I recently read an article talking about the US Government wanting to start monitoring regional internet traffic on a large scale as a way to predict human behavior. The article goes on to state this, “…could enable the prediction of economic crises, political unrest and revolutions…” Wow! Good luck with that.
Last year’s WikiLeaks scandal was an embarrassment for the government, drawing attention from every corner of the globe about the insecurity of its networks. Recently, President Obama ordered new computer security rules to government agencies handling classified information after months of investigating the events leading up to WikiLeaks.
Writing blogs at 2am sometimes, has me asking myself dumb questions like “should I use a mathematics or a magician’s metaphor to kick off todays blog?” Answering myself sometimes generates inspiration and sometimes just means the lazy way out, like today when I chose both.
So, as everyone has hopefully heard by now, the world is indeed coming to an end because of a new piece of malware dubbed Duqu. Duqu is supposed to be based off of Stuxnet and therefore it makes it the scariest thing in cyber space or, as FoxNews.com said, “Stuxnet Clone ‘Duqu’: The Hydrogen Bomb of Cyberwarfare?”
There aren’t many things in enterprise IT security that are easy enough to do to be called a slam dunk, but I may have one for you. A recent study of IT managers and network administrators conducted by Amplitude Research on behalf of VanDyke Software, shows a growing concern about insider threats, particularly unauthorized access by current and former employees.
More and more organizations are implementing virtualized solutions to reduce cost and gain strategic flexibility. As such, eEye continues to enhance Retina’s virtualized scanning capabilities to provide insight over the risks these assets raise for the business.

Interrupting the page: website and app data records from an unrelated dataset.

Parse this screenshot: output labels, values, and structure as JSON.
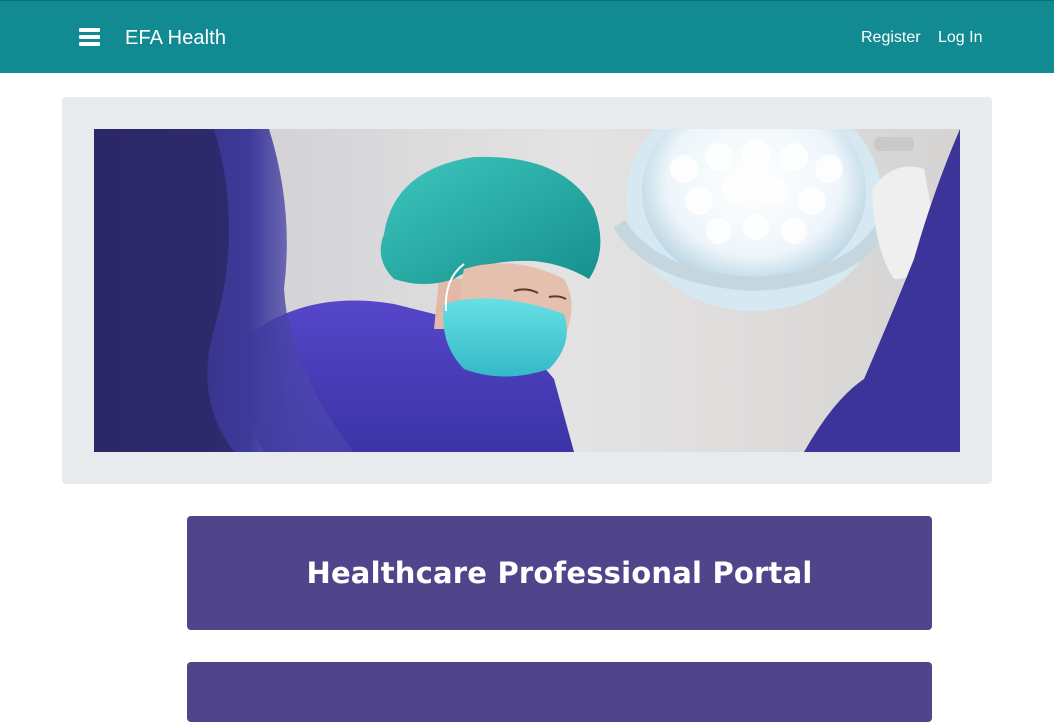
{
  "navbar": {
    "menu_icon": "hamburger-menu-icon",
    "brand": "EFA Health",
    "links": [
      {
        "label": "Register"
      },
      {
        "label": "Log In"
      }
    ],
    "color": "#118a92"
  },
  "hero": {
    "image_alt": "Surgeon in teal cap and mask under operating lights",
    "background": "#e8ebee"
  },
  "portal": {
    "title": "Healthcare Professional Portal",
    "color": "#50458a"
  }
}
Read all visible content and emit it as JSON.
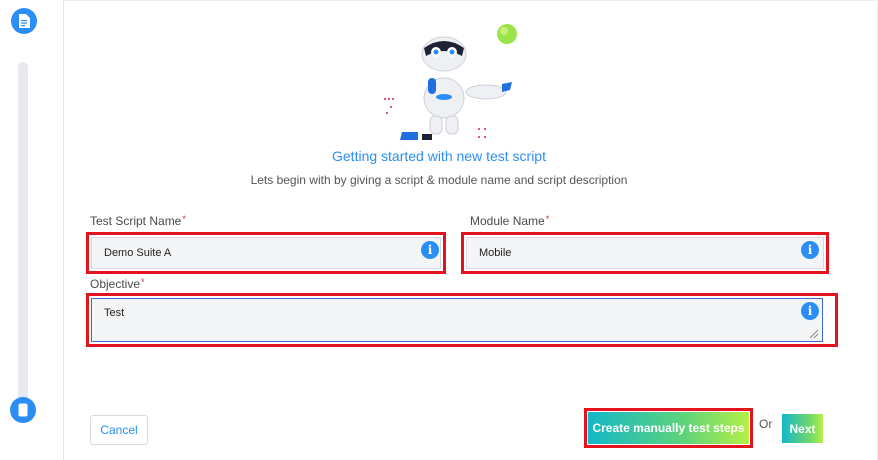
{
  "rail": {
    "top_icon": "document-icon",
    "bottom_icon": "mobile-icon"
  },
  "header": {
    "title": "Getting started with new test script",
    "subtitle": "Lets begin with by giving a script & module name and script description"
  },
  "form": {
    "script_name": {
      "label": "Test Script Name",
      "required_mark": "*",
      "value": "Demo Suite A",
      "info_glyph": "i"
    },
    "module_name": {
      "label": "Module Name",
      "required_mark": "*",
      "value": "Mobile",
      "info_glyph": "i"
    },
    "objective": {
      "label": "Objective",
      "required_mark": "*",
      "value": "Test",
      "info_glyph": "i"
    }
  },
  "actions": {
    "cancel_label": "Cancel",
    "create_label": "Create manually test steps",
    "or_label": "Or",
    "next_label": "Next"
  },
  "colors": {
    "accent": "#2a8ef6",
    "highlight": "#e3141f",
    "gradient_start": "#14b8c9",
    "gradient_end": "#b6f046"
  }
}
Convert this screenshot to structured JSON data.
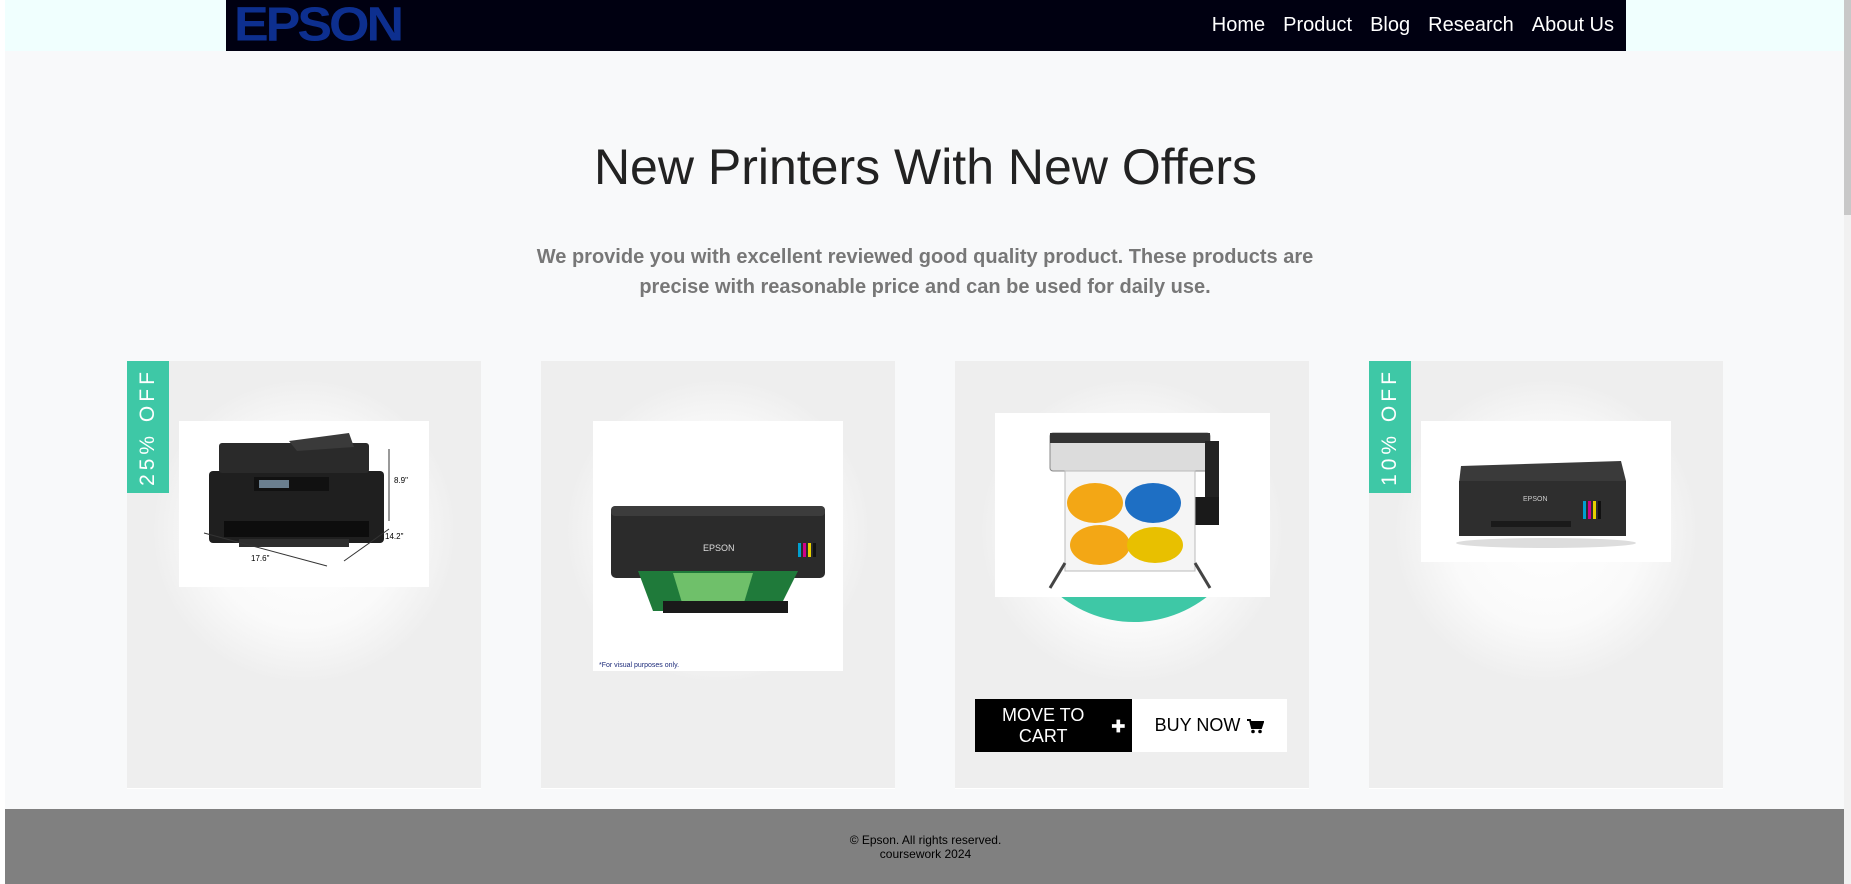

While you work hard to keep the bad guys out, a trusted employee, contractor or partner, can cause more damage than any outside hacker could ever do. This book will help you prevent this nightmare scenario by showing you how “less is more” when it comes to protecting your network and information assets.